▶ Brief: Could you filter the records below down to the lines that include the word "nwith"?

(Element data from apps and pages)
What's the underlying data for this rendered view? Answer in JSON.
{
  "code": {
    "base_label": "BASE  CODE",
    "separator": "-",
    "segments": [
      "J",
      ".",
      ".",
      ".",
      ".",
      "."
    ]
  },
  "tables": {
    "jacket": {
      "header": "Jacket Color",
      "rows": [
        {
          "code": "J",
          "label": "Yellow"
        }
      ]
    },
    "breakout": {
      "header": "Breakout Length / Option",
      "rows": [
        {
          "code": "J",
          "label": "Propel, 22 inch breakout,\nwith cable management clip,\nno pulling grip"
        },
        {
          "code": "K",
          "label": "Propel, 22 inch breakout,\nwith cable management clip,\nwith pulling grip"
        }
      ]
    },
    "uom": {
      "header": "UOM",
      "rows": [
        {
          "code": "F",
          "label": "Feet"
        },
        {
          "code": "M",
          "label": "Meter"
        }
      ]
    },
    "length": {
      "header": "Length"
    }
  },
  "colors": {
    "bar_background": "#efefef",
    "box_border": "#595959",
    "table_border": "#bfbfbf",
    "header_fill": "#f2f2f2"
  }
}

▶ Output of the exercise:
          "label": "Propel, 22 inch breakout,\nwith cable management clip,\nno pulling grip"
          "label": "Propel, 22 inch breakout,\nwith cable management clip,\nwith pulling grip"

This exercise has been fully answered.